Stored entries
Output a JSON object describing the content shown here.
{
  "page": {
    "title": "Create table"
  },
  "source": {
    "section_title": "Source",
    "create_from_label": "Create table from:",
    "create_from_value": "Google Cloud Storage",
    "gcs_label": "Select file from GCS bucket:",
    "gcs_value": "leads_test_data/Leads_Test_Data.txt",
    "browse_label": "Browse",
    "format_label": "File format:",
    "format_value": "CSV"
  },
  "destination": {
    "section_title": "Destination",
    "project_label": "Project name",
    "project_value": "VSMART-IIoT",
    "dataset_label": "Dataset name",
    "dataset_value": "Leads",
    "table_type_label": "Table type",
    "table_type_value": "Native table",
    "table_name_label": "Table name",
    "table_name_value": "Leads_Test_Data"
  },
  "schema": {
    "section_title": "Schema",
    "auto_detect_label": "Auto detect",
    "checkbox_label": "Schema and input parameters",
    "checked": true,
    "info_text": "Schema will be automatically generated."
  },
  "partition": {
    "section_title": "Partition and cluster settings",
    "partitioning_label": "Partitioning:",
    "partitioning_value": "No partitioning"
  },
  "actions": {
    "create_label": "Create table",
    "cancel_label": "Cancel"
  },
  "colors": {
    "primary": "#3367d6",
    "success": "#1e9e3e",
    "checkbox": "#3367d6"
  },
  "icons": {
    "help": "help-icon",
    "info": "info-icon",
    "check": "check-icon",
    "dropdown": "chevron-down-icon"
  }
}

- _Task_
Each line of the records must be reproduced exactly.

- _Answer to the problem_
Output a JSON object describing the content shown here.
{
  "page": {
    "title": "Create table"
  },
  "source": {
    "section_title": "Source",
    "create_from_label": "Create table from:",
    "create_from_value": "Google Cloud Storage",
    "gcs_label": "Select file from GCS bucket:",
    "gcs_value": "leads_test_data/Leads_Test_Data.txt",
    "browse_label": "Browse",
    "format_label": "File format:",
    "format_value": "CSV"
  },
  "destination": {
    "section_title": "Destination",
    "project_label": "Project name",
    "project_value": "VSMART-IIoT",
    "dataset_label": "Dataset name",
    "dataset_value": "Leads",
    "table_type_label": "Table type",
    "table_type_value": "Native table",
    "table_name_label": "Table name",
    "table_name_value": "Leads_Test_Data"
  },
  "schema": {
    "section_title": "Schema",
    "auto_detect_label": "Auto detect",
    "checkbox_label": "Schema and input parameters",
    "checked": true,
    "info_text": "Schema will be automatically generated."
  },
  "partition": {
    "section_title": "Partition and cluster settings",
    "partitioning_label": "Partitioning:",
    "partitioning_value": "No partitioning"
  },
  "actions": {
    "create_label": "Create table",
    "cancel_label": "Cancel"
  },
  "colors": {
    "primary": "#3367d6",
    "success": "#1e9e3e",
    "checkbox": "#3367d6"
  },
  "icons": {
    "help": "help-icon",
    "info": "info-icon",
    "check": "check-icon",
    "dropdown": "chevron-down-icon"
  }
}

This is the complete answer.